Slider Inn always—it’s a classic for me. Bardog is fun as well. I love going to the Gray Canary to eat oysters. And going to the zoo—it’s just fun.
What do you do for fun?
Skateboarding. I did that for years and stopped when I started working hard; I didn’t want to break anything. I would love to get back into it. Baseball would also be fun. I grew up playing baseball. It’s nostalgic for me. It reminds me of my dad.
Who’s your mentor?
I’ve had many. Andy Ticer and Michael Hudman were my first. They whipped me into shape and taught me to be a cook. Tom Bayless, who was my sous-chef at Bastion and executive chef at [Urban Cowboy] Public House in Nashville—I give him a lot of credit for the way I go about making a dish and putting food on a plate.
We love hearing stories like that about how people in the restaurant world can be so generous with each other.
It’s such a thing in the cook world. You learn something and want to pass it on to someone else. Like Ali—she’s definitely mentoring me right now. I’m learning so much from her, and one day I’ll teach that to someone else. Take it, learn from it and spin it into your own thing. It’s a cool industry.

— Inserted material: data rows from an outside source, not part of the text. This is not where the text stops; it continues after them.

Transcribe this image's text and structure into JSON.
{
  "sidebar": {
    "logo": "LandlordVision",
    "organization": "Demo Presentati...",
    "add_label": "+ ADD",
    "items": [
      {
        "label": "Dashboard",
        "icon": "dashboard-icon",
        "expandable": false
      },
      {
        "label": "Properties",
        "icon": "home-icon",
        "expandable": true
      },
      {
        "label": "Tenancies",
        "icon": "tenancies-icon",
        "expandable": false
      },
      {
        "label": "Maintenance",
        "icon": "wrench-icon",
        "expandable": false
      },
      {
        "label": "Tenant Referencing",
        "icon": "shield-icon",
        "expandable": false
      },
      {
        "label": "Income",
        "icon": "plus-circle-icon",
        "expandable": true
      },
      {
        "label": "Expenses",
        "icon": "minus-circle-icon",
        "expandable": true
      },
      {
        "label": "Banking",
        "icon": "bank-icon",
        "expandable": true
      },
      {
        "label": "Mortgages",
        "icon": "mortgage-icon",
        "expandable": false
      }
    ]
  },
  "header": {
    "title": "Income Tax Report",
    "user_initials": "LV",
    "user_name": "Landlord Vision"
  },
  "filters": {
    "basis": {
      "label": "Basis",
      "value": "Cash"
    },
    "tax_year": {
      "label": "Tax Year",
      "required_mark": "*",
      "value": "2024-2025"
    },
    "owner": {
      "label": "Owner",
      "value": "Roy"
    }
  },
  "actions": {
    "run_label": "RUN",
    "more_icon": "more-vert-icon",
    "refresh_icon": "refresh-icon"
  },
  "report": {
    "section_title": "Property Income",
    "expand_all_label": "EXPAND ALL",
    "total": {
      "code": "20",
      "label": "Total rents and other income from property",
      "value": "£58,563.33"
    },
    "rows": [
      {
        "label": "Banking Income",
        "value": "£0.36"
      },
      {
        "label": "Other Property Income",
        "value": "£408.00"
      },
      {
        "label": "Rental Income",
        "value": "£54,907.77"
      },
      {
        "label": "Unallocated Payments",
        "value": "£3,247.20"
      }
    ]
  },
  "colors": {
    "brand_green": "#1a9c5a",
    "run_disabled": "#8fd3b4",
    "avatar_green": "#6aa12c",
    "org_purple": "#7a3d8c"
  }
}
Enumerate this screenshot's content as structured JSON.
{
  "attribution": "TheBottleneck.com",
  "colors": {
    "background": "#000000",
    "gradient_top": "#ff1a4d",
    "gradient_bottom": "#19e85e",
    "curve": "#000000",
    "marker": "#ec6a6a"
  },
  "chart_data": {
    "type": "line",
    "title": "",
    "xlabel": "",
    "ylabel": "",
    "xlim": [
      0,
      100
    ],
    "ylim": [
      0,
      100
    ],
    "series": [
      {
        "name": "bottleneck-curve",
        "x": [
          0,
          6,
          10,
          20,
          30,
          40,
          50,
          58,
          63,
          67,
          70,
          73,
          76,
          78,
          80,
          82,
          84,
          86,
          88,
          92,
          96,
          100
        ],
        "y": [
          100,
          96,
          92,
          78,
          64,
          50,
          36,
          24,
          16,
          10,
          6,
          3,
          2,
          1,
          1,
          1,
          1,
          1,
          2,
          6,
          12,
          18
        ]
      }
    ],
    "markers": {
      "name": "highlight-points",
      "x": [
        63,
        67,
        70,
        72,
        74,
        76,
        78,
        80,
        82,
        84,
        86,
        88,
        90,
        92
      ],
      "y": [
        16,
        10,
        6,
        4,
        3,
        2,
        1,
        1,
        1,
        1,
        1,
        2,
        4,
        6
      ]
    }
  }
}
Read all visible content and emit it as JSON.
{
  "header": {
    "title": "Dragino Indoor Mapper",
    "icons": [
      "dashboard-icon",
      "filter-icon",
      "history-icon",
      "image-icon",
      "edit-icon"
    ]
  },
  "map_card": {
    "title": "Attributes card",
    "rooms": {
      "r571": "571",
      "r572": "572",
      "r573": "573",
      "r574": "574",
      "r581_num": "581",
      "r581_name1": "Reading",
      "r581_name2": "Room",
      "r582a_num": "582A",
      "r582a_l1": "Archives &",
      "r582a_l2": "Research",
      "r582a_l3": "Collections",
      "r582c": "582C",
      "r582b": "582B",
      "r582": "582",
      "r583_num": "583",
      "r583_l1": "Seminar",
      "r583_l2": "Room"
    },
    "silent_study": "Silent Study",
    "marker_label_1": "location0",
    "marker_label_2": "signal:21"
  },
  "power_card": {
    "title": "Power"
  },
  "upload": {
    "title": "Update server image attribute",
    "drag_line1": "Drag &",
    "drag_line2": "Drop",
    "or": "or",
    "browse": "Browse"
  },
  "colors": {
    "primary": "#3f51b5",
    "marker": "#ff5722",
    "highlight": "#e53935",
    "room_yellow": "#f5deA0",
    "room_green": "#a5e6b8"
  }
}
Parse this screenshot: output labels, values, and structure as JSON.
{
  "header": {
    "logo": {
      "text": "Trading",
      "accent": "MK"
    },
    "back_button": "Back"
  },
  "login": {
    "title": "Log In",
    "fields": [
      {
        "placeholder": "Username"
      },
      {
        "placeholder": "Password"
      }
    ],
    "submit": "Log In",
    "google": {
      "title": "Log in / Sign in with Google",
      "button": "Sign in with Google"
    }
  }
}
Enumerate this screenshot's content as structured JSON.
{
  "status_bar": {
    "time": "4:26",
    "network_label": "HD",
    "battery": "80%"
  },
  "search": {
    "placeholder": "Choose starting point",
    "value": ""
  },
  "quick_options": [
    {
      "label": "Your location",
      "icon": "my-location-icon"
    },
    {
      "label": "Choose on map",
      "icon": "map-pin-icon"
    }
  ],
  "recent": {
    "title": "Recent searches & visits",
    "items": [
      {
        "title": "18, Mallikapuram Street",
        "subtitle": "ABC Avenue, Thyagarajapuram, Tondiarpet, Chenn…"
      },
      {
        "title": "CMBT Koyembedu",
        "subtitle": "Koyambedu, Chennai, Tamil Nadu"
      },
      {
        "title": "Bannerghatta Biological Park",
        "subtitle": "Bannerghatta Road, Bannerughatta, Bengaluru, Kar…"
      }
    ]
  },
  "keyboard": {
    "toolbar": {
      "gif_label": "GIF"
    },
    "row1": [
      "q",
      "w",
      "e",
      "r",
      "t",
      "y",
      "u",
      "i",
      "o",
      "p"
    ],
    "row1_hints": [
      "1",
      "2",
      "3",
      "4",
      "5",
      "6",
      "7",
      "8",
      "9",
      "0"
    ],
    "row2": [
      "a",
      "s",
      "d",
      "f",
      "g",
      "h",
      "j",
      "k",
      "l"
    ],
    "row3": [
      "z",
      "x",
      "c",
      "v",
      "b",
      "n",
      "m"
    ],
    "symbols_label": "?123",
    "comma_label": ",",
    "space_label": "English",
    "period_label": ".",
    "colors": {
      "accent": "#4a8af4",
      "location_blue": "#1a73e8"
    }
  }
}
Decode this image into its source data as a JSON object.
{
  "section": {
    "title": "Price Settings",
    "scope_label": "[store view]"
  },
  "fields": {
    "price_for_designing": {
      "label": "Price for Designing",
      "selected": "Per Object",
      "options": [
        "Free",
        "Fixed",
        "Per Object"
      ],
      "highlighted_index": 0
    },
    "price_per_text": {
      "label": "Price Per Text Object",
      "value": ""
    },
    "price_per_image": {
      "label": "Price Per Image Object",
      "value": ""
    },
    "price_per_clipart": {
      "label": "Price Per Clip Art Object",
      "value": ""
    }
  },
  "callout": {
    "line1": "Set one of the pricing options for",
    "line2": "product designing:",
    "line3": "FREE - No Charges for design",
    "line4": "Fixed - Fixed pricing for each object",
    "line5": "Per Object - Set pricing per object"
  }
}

Where do you see yourself in five years?
Probably doing catering, doing private dinners for people. I love hanging out with people and getting them stoked about what I’m stoked about. It’s a gratifying feeling to see someone enjoy what you’re doing—being around people who are eating my food and seeing how much I care about it. That’s why I would choose catering.
If you could have lunch with any Memphian, past or present, who would it be? Where would you go?
I’d say my parents. I would probably bring them here to show them what I’m doing. They’d be stoked.
Manda Gibson is copy editor at Edible Memphis. Most days you can find her running on the streets of Memphis, cooking “real food” meals for her family and silently judging the grammar of everyone she meets.
Kim Thomas is a lifestyle blogger and photographer based in Memphis. Launched in September 2010, her blog KP Fusion provides of-the-moment fashion, style and beauty tips and trends with a little Memphis flavor thrown in. @kpfusion